Former gubernatorial candidate Andrew Halcro tells a different story. Soon after being elected to the House of Representatives, he got a call from then-Chairman Bill Allen of VECO Corp. According to Halcro, Allen "insisted my vote go to Pete Kott for speaker of the House. When I declined, he pointedly reminded me about the financial help he had given the party and the fundraiser he had sponsored for my campaign months earlier."
Andrew Halcro did not listen to Allen, but we now know many of "our" legislators did. Bill Allen and VECO gave hundreds of thousands of dollars to candidates because it was a very profitable investment. With the Clean Elections proposal, Alaskans can spend about $8 per person to invest in good government instead.

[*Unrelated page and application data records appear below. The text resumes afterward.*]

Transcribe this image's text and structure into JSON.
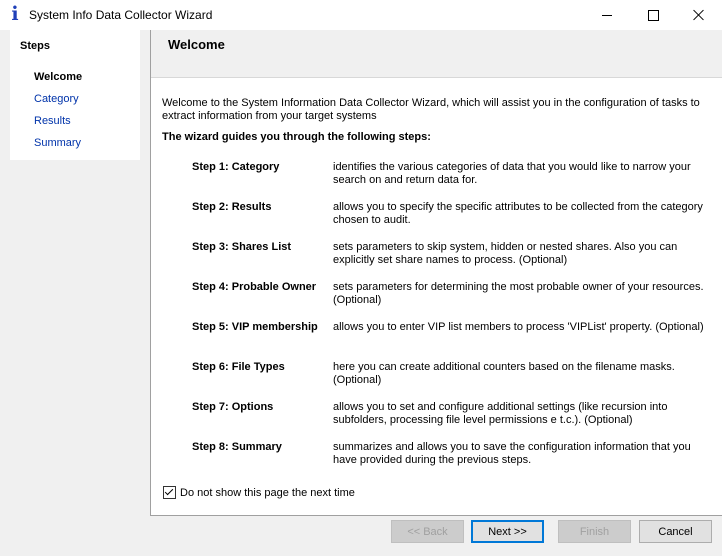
{
  "window": {
    "title": "System Info Data Collector Wizard"
  },
  "sidebar": {
    "title": "Steps",
    "items": [
      {
        "label": "Welcome",
        "active": true
      },
      {
        "label": "Category",
        "active": false
      },
      {
        "label": "Results",
        "active": false
      },
      {
        "label": "Summary",
        "active": false
      }
    ]
  },
  "page": {
    "title": "Welcome",
    "intro": "Welcome to the System Information Data Collector Wizard, which will assist you in the configuration of tasks to extract information from your target systems",
    "guide_heading": "The wizard guides you through the following steps:",
    "steps": [
      {
        "name": "Step 1: Category",
        "desc": "identifies the various categories of data that you would like to narrow your search on and return data for."
      },
      {
        "name": "Step 2: Results",
        "desc": "allows you to specify the specific attributes to be collected from the category chosen to audit."
      },
      {
        "name": "Step 3: Shares List",
        "desc": "sets parameters to skip system, hidden or nested shares. Also you can explicitly set share names to process. (Optional)"
      },
      {
        "name": "Step 4: Probable Owner",
        "desc": "sets parameters for determining the most probable owner of your resources. (Optional)"
      },
      {
        "name": "Step 5: VIP membership",
        "desc": "allows you to enter VIP list members to process 'VIPList' property. (Optional)"
      },
      {
        "name": "Step 6: File Types",
        "desc": "here you can create additional counters based on the filename masks. (Optional)"
      },
      {
        "name": "Step 7: Options",
        "desc": "allows you to set and configure additional settings (like recursion into subfolders, processing file level permissions e t.c.). (Optional)"
      },
      {
        "name": "Step 8: Summary",
        "desc": "summarizes and allows you to save the configuration information that you have provided during the previous steps."
      }
    ],
    "checkbox_label": "Do not show this page the next time",
    "checkbox_checked": true
  },
  "buttons": {
    "back": "<< Back",
    "next": "Next >>",
    "finish": "Finish",
    "cancel": "Cancel"
  }
}
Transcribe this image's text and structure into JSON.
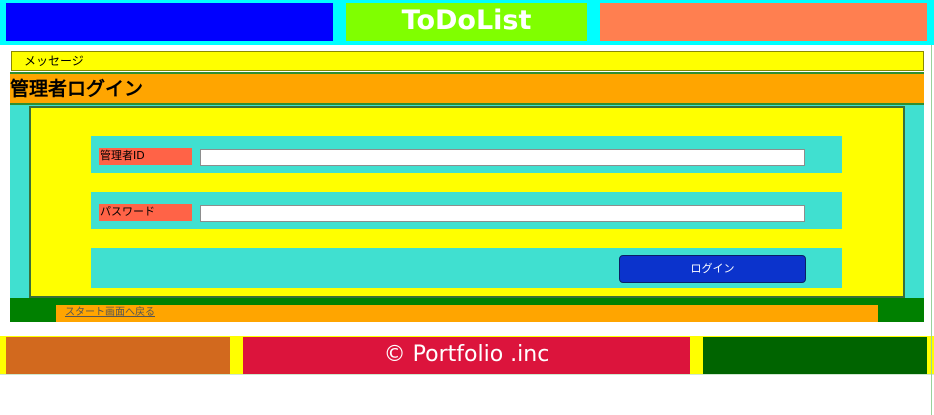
{
  "header": {
    "title": "ToDoList"
  },
  "message": {
    "text": "メッセージ"
  },
  "page": {
    "title": "管理者ログイン"
  },
  "form": {
    "admin_id_label": "管理者ID",
    "admin_id_value": "",
    "password_label": "パスワード",
    "password_value": "",
    "login_button": "ログイン"
  },
  "nav": {
    "back_link": "スタート画面へ戻る"
  },
  "footer": {
    "copyright": "© Portfolio .inc"
  },
  "colors": {
    "header_left": "#0000ff",
    "header_mid": "#80ff00",
    "header_right": "#ff7f50",
    "header_bg": "#00ffff",
    "message_bg": "#ffff00",
    "title_bg": "#ffa500",
    "form_bg": "#ffff00",
    "row_bg": "#40e0d0",
    "label_bg": "#ff6347",
    "button_bg": "#0b33cc",
    "footer_left": "#d2691e",
    "footer_mid": "#dc143c",
    "footer_right": "#006400"
  }
}
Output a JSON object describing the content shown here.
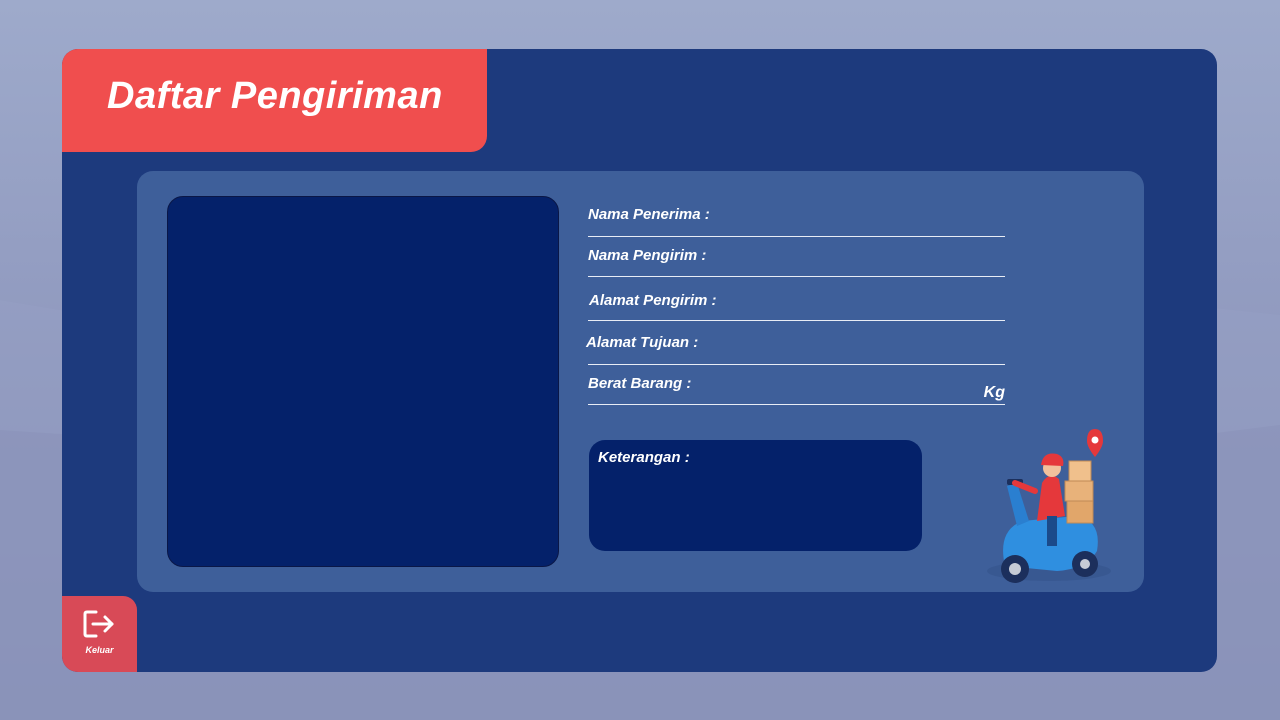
{
  "window": {
    "title": "Daftar Pengiriman"
  },
  "form": {
    "fields": [
      {
        "label": "Nama Penerima :"
      },
      {
        "label": "Nama Pengirim :"
      },
      {
        "label": "Alamat Pengirim :"
      },
      {
        "label": "Alamat Tujuan :"
      },
      {
        "label": "Berat Barang :",
        "unit": "Kg"
      }
    ],
    "notes_label": "Keterangan :"
  },
  "logout": {
    "label": "Keluar",
    "icon": "logout-icon"
  },
  "colors": {
    "window_bg": "#1d3a7d",
    "card_bg": "#3e5f9a",
    "panel_dark": "#04216a",
    "accent_red": "#f04e4e",
    "logout_red": "#d84a57"
  }
}
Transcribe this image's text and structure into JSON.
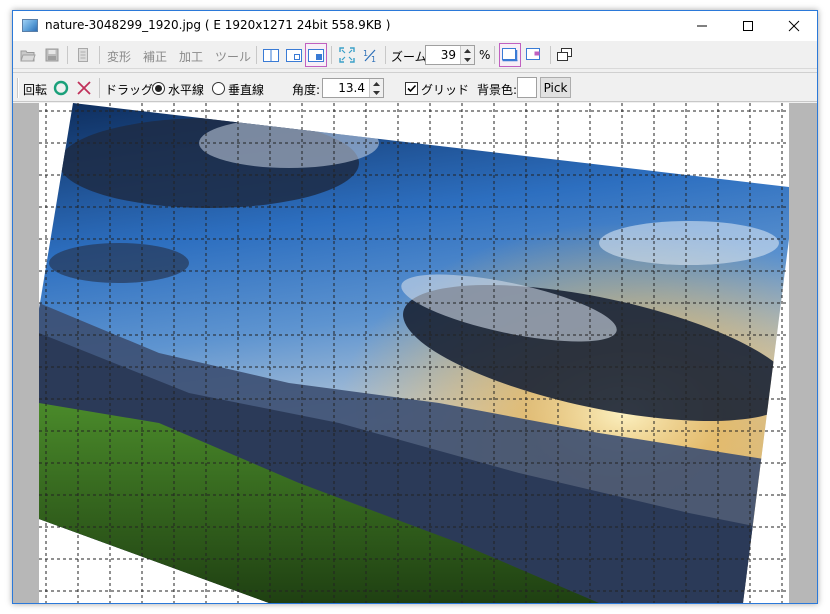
{
  "window": {
    "title": "nature-3048299_1920.jpg  ( E  1920x1271  24bit  558.9KB )"
  },
  "toolbar": {
    "menus": [
      "変形",
      "補正",
      "加工",
      "ツール"
    ],
    "zoom_label": "ズーム:",
    "zoom_value": "39",
    "zoom_unit": "%"
  },
  "rotate_bar": {
    "rotate_label": "回転",
    "drag_label": "ドラッグ:",
    "horizontal_label": "水平線",
    "vertical_label": "垂直線",
    "angle_label": "角度:",
    "angle_value": "13.4",
    "grid_label": "グリッド",
    "grid_checked": true,
    "background_label": "背景色:",
    "pick_label": "Pick",
    "drag_mode": "horizontal"
  },
  "colors": {
    "title_border": "#2b79d9",
    "highlight_button": "#c060c0",
    "canvas_gray": "#b7b7b7",
    "ok_green": "#1aa07a",
    "cancel_red": "#c0305a"
  },
  "icons": {
    "app": "image-file-icon",
    "minimize": "minimize-icon",
    "maximize": "maximize-icon",
    "close": "close-icon"
  }
}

Although Parnell is paid to tell us differently, common sense and recent experience tell us that legislators listen to the people who pay their bills.
Wouldn't it be nice if they listened to us for a change?